(Beginning of RECORDED DATA)
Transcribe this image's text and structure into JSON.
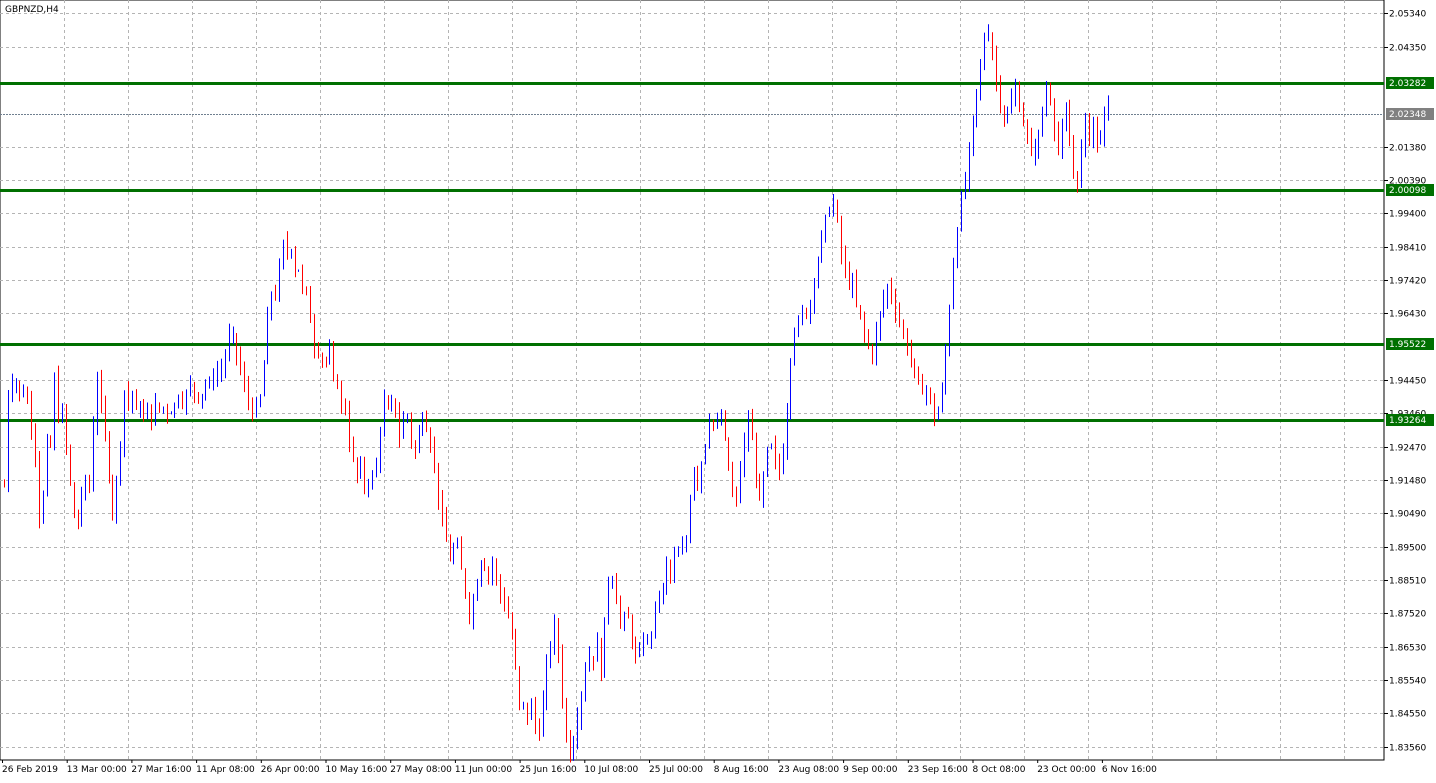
{
  "chart_data": {
    "type": "candlestick",
    "symbol_label": "GBPNZD,H4",
    "x_tick_labels": [
      "26 Feb 2019",
      "13 Mar 00:00",
      "27 Mar 16:00",
      "11 Apr 08:00",
      "26 Apr 00:00",
      "10 May 16:00",
      "27 May 08:00",
      "11 Jun 00:00",
      "25 Jun 16:00",
      "10 Jul 08:00",
      "25 Jul 00:00",
      "8 Aug 16:00",
      "23 Aug 08:00",
      "9 Sep 00:00",
      "23 Sep 16:00",
      "8 Oct 08:00",
      "23 Oct 00:00",
      "6 Nov 16:00"
    ],
    "y_tick_labels": [
      "2.05340",
      "2.04350",
      "2.01380",
      "2.00390",
      "1.99400",
      "1.98410",
      "1.97420",
      "1.96430",
      "1.94450",
      "1.93460",
      "1.92470",
      "1.91480",
      "1.90490",
      "1.89500",
      "1.88510",
      "1.87520",
      "1.86530",
      "1.85540",
      "1.84550",
      "1.83560"
    ],
    "ylim": [
      1.8316,
      2.0574
    ],
    "grid": true,
    "colors": {
      "up": "#0000ff",
      "down": "#ff0000",
      "grid": "#b4b4b4",
      "level_line": "#007000",
      "level_label_bg": "#007000",
      "current_price_label_bg": "#808080",
      "current_price_line": "#708090"
    },
    "levels": [
      {
        "label": "2.03282",
        "value": 2.03282
      },
      {
        "label": "2.00098",
        "value": 2.00098
      },
      {
        "label": "1.95522",
        "value": 1.95522
      },
      {
        "label": "1.93264",
        "value": 1.93264
      }
    ],
    "current_price": {
      "label": "2.02348",
      "value": 2.02348
    },
    "price_path": [
      [
        1.913,
        1.926,
        1.948,
        1.941,
        1.952,
        1.945,
        1.932,
        1.942,
        1.946,
        1.936,
        1.938,
        1.935,
        1.931,
        1.928,
        1.918,
        1.904,
        1.901,
        1.912,
        1.926,
        1.924,
        1.921,
        1.941,
        1.945,
        1.938,
        1.931,
        1.936,
        1.929,
        1.924,
        1.915,
        1.912,
        1.906,
        1.898,
        1.903,
        1.906,
        1.912,
        1.918,
        1.908,
        1.912
      ],
      [
        1.912,
        1.922,
        1.938,
        1.946,
        1.943,
        1.935,
        1.931,
        1.924,
        1.918,
        1.912,
        1.905,
        1.911,
        1.918,
        1.926,
        1.937,
        1.943,
        1.939,
        1.935,
        1.941,
        1.936,
        1.933,
        1.938,
        1.935,
        1.932,
        1.937,
        1.935,
        1.932,
        1.938,
        1.936,
        1.933,
        1.939,
        1.937,
        1.931,
        1.937,
        1.935,
        1.938,
        1.937
      ],
      [
        1.937,
        1.941,
        1.938,
        1.943,
        1.941,
        1.939,
        1.944,
        1.942,
        1.948,
        1.946,
        1.952,
        1.958,
        1.955,
        1.948,
        1.941,
        1.937,
        1.934,
        1.939
      ],
      [
        1.939,
        1.946,
        1.951,
        1.961,
        1.967,
        1.971,
        1.968,
        1.972,
        1.976,
        1.981,
        1.985,
        1.983,
        1.982,
        1.985,
        1.98,
        1.977,
        1.979,
        1.976,
        1.971,
        1.972,
        1.968,
        1.964,
        1.959,
        1.955,
        1.951,
        1.956,
        1.952,
        1.948,
        1.951,
        1.954,
        1.949,
        1.944,
        1.941,
        1.945,
        1.938,
        1.935,
        1.936
      ],
      [
        1.936,
        1.93,
        1.925,
        1.921,
        1.918,
        1.916,
        1.915,
        1.919,
        1.914,
        1.912,
        1.915,
        1.918,
        1.914,
        1.916,
        1.924,
        1.93,
        1.935,
        1.938,
        1.936,
        1.933,
        1.937,
        1.939,
        1.935,
        1.93,
        1.926,
        1.932,
        1.936,
        1.934,
        1.929,
        1.925,
        1.922,
        1.925,
        1.929,
        1.934,
        1.936,
        1.932,
        1.93,
        1.926
      ],
      [
        1.926,
        1.921,
        1.916,
        1.908,
        1.902,
        1.898,
        1.894,
        1.891,
        1.894,
        1.896,
        1.892,
        1.887,
        1.883,
        1.878,
        1.874,
        1.879,
        1.884,
        1.889,
        1.893,
        1.89,
        1.886,
        1.888,
        1.891,
        1.886,
        1.882,
        1.88,
        1.878,
        1.875,
        1.872,
        1.866,
        1.858
      ],
      [
        1.858,
        1.85,
        1.845,
        1.848,
        1.846,
        1.844,
        1.849,
        1.846,
        1.841,
        1.838,
        1.843,
        1.848,
        1.854,
        1.86,
        1.866,
        1.869,
        1.871,
        1.867,
        1.86,
        1.851,
        1.842,
        1.837,
        1.833,
        1.836,
        1.839,
        1.844,
        1.848,
        1.852,
        1.856,
        1.861,
        1.864,
        1.859,
        1.863,
        1.867,
        1.864,
        1.858
      ],
      [
        1.858,
        1.869,
        1.882,
        1.889,
        1.886,
        1.879,
        1.873,
        1.871,
        1.876,
        1.871,
        1.867,
        1.862,
        1.86,
        1.866,
        1.871,
        1.865,
        1.87,
        1.876,
        1.881,
        1.878,
        1.885,
        1.89,
        1.886,
        1.892,
        1.889,
        1.895,
        1.893,
        1.897
      ],
      [
        1.897,
        1.904,
        1.913,
        1.92,
        1.918,
        1.914,
        1.917,
        1.921,
        1.924,
        1.928,
        1.933,
        1.936,
        1.931,
        1.935,
        1.929,
        1.932,
        1.935,
        1.927,
        1.922,
        1.918,
        1.912,
        1.909,
        1.906,
        1.912,
        1.918,
        1.922,
        1.925,
        1.931,
        1.934,
        1.928,
        1.922,
        1.918,
        1.911,
        1.906,
        1.912,
        1.918,
        1.921,
        1.927,
        1.924
      ],
      [
        1.924,
        1.921,
        1.915,
        1.919,
        1.926,
        1.935,
        1.949,
        1.958,
        1.962,
        1.96,
        1.964,
        1.967,
        1.962,
        1.97,
        1.976,
        1.979,
        1.984,
        1.989,
        1.992,
        1.996,
        1.999,
        1.994,
        1.988,
        1.981,
        1.977,
        1.972,
        1.976,
        1.971,
        1.966
      ],
      [
        1.966,
        1.963,
        1.959,
        1.955,
        1.951,
        1.956,
        1.961,
        1.966,
        1.97,
        1.973,
        1.969,
        1.966,
        1.962,
        1.958,
        1.955,
        1.952,
        1.948,
        1.943,
        1.94,
        1.944,
        1.941,
        1.936,
        1.933,
        1.936,
        1.941
      ],
      [
        1.941,
        1.952,
        1.966,
        1.978,
        1.99,
        1.996,
        2.002,
        2.009,
        2.017,
        2.028,
        2.033,
        2.041,
        2.052,
        2.046,
        2.038,
        2.031,
        2.026,
        2.021,
        2.024,
        2.028,
        2.031,
        2.026,
        2.021,
        2.017
      ],
      [
        2.017,
        2.013,
        2.009,
        2.012,
        2.016,
        2.014,
        2.019,
        2.024,
        2.028,
        2.031,
        2.026,
        2.029,
        2.024,
        2.019,
        2.015,
        2.012,
        2.016,
        2.02,
        2.024,
        2.019,
        2.014,
        2.01,
        2.006,
        2.002,
        2.005,
        2.01,
        2.016,
        2.022,
        2.019,
        2.016,
        2.019,
        2.023,
        2.018,
        2.013,
        2.016,
        2.02,
        2.024,
        2.02,
        2.025,
        2.028,
        2.023
      ]
    ]
  }
}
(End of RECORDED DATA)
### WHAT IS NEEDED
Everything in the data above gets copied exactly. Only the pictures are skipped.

### SOLUTION FOR THIS TASK
Transcribe this image's text and structure into JSON.
{
  "chart_data": {
    "type": "candlestick",
    "symbol_label": "GBPNZD,H4",
    "x_tick_labels": [
      "26 Feb 2019",
      "13 Mar 00:00",
      "27 Mar 16:00",
      "11 Apr 08:00",
      "26 Apr 00:00",
      "10 May 16:00",
      "27 May 08:00",
      "11 Jun 00:00",
      "25 Jun 16:00",
      "10 Jul 08:00",
      "25 Jul 00:00",
      "8 Aug 16:00",
      "23 Aug 08:00",
      "9 Sep 00:00",
      "23 Sep 16:00",
      "8 Oct 08:00",
      "23 Oct 00:00",
      "6 Nov 16:00"
    ],
    "y_tick_labels": [
      "2.05340",
      "2.04350",
      "2.01380",
      "2.00390",
      "1.99400",
      "1.98410",
      "1.97420",
      "1.96430",
      "1.94450",
      "1.93460",
      "1.92470",
      "1.91480",
      "1.90490",
      "1.89500",
      "1.88510",
      "1.87520",
      "1.86530",
      "1.85540",
      "1.84550",
      "1.83560"
    ],
    "ylim": [
      1.8316,
      2.0574
    ],
    "grid": true,
    "colors": {
      "up": "#0000ff",
      "down": "#ff0000",
      "grid": "#b4b4b4",
      "level_line": "#007000",
      "level_label_bg": "#007000",
      "current_price_label_bg": "#808080",
      "current_price_line": "#708090"
    },
    "levels": [
      {
        "label": "2.03282",
        "value": 2.03282
      },
      {
        "label": "2.00098",
        "value": 2.00098
      },
      {
        "label": "1.95522",
        "value": 1.95522
      },
      {
        "label": "1.93264",
        "value": 1.93264
      }
    ],
    "current_price": {
      "label": "2.02348",
      "value": 2.02348
    },
    "price_path": [
      [
        1.913,
        1.926,
        1.948,
        1.941,
        1.952,
        1.945,
        1.932,
        1.942,
        1.946,
        1.936,
        1.938,
        1.935,
        1.931,
        1.928,
        1.918,
        1.904,
        1.901,
        1.912,
        1.926,
        1.924,
        1.921,
        1.941,
        1.945,
        1.938,
        1.931,
        1.936,
        1.929,
        1.924,
        1.915,
        1.912,
        1.906,
        1.898,
        1.903,
        1.906,
        1.912,
        1.918,
        1.908,
        1.912
      ],
      [
        1.912,
        1.922,
        1.938,
        1.946,
        1.943,
        1.935,
        1.931,
        1.924,
        1.918,
        1.912,
        1.905,
        1.911,
        1.918,
        1.926,
        1.937,
        1.943,
        1.939,
        1.935,
        1.941,
        1.936,
        1.933,
        1.938,
        1.935,
        1.932,
        1.937,
        1.935,
        1.932,
        1.938,
        1.936,
        1.933,
        1.939,
        1.937,
        1.931,
        1.937,
        1.935,
        1.938,
        1.937
      ],
      [
        1.937,
        1.941,
        1.938,
        1.943,
        1.941,
        1.939,
        1.944,
        1.942,
        1.948,
        1.946,
        1.952,
        1.958,
        1.955,
        1.948,
        1.941,
        1.937,
        1.934,
        1.939
      ],
      [
        1.939,
        1.946,
        1.951,
        1.961,
        1.967,
        1.971,
        1.968,
        1.972,
        1.976,
        1.981,
        1.985,
        1.983,
        1.982,
        1.985,
        1.98,
        1.977,
        1.979,
        1.976,
        1.971,
        1.972,
        1.968,
        1.964,
        1.959,
        1.955,
        1.951,
        1.956,
        1.952,
        1.948,
        1.951,
        1.954,
        1.949,
        1.944,
        1.941,
        1.945,
        1.938,
        1.935,
        1.936
      ],
      [
        1.936,
        1.93,
        1.925,
        1.921,
        1.918,
        1.916,
        1.915,
        1.919,
        1.914,
        1.912,
        1.915,
        1.918,
        1.914,
        1.916,
        1.924,
        1.93,
        1.935,
        1.938,
        1.936,
        1.933,
        1.937,
        1.939,
        1.935,
        1.93,
        1.926,
        1.932,
        1.936,
        1.934,
        1.929,
        1.925,
        1.922,
        1.925,
        1.929,
        1.934,
        1.936,
        1.932,
        1.93,
        1.926
      ],
      [
        1.926,
        1.921,
        1.916,
        1.908,
        1.902,
        1.898,
        1.894,
        1.891,
        1.894,
        1.896,
        1.892,
        1.887,
        1.883,
        1.878,
        1.874,
        1.879,
        1.884,
        1.889,
        1.893,
        1.89,
        1.886,
        1.888,
        1.891,
        1.886,
        1.882,
        1.88,
        1.878,
        1.875,
        1.872,
        1.866,
        1.858
      ],
      [
        1.858,
        1.85,
        1.845,
        1.848,
        1.846,
        1.844,
        1.849,
        1.846,
        1.841,
        1.838,
        1.843,
        1.848,
        1.854,
        1.86,
        1.866,
        1.869,
        1.871,
        1.867,
        1.86,
        1.851,
        1.842,
        1.837,
        1.833,
        1.836,
        1.839,
        1.844,
        1.848,
        1.852,
        1.856,
        1.861,
        1.864,
        1.859,
        1.863,
        1.867,
        1.864,
        1.858
      ],
      [
        1.858,
        1.869,
        1.882,
        1.889,
        1.886,
        1.879,
        1.873,
        1.871,
        1.876,
        1.871,
        1.867,
        1.862,
        1.86,
        1.866,
        1.871,
        1.865,
        1.87,
        1.876,
        1.881,
        1.878,
        1.885,
        1.89,
        1.886,
        1.892,
        1.889,
        1.895,
        1.893,
        1.897
      ],
      [
        1.897,
        1.904,
        1.913,
        1.92,
        1.918,
        1.914,
        1.917,
        1.921,
        1.924,
        1.928,
        1.933,
        1.936,
        1.931,
        1.935,
        1.929,
        1.932,
        1.935,
        1.927,
        1.922,
        1.918,
        1.912,
        1.909,
        1.906,
        1.912,
        1.918,
        1.922,
        1.925,
        1.931,
        1.934,
        1.928,
        1.922,
        1.918,
        1.911,
        1.906,
        1.912,
        1.918,
        1.921,
        1.927,
        1.924
      ],
      [
        1.924,
        1.921,
        1.915,
        1.919,
        1.926,
        1.935,
        1.949,
        1.958,
        1.962,
        1.96,
        1.964,
        1.967,
        1.962,
        1.97,
        1.976,
        1.979,
        1.984,
        1.989,
        1.992,
        1.996,
        1.999,
        1.994,
        1.988,
        1.981,
        1.977,
        1.972,
        1.976,
        1.971,
        1.966
      ],
      [
        1.966,
        1.963,
        1.959,
        1.955,
        1.951,
        1.956,
        1.961,
        1.966,
        1.97,
        1.973,
        1.969,
        1.966,
        1.962,
        1.958,
        1.955,
        1.952,
        1.948,
        1.943,
        1.94,
        1.944,
        1.941,
        1.936,
        1.933,
        1.936,
        1.941
      ],
      [
        1.941,
        1.952,
        1.966,
        1.978,
        1.99,
        1.996,
        2.002,
        2.009,
        2.017,
        2.028,
        2.033,
        2.041,
        2.052,
        2.046,
        2.038,
        2.031,
        2.026,
        2.021,
        2.024,
        2.028,
        2.031,
        2.026,
        2.021,
        2.017
      ],
      [
        2.017,
        2.013,
        2.009,
        2.012,
        2.016,
        2.014,
        2.019,
        2.024,
        2.028,
        2.031,
        2.026,
        2.029,
        2.024,
        2.019,
        2.015,
        2.012,
        2.016,
        2.02,
        2.024,
        2.019,
        2.014,
        2.01,
        2.006,
        2.002,
        2.005,
        2.01,
        2.016,
        2.022,
        2.019,
        2.016,
        2.019,
        2.023,
        2.018,
        2.013,
        2.016,
        2.02,
        2.024,
        2.02,
        2.025,
        2.028,
        2.023
      ]
    ]
  }
}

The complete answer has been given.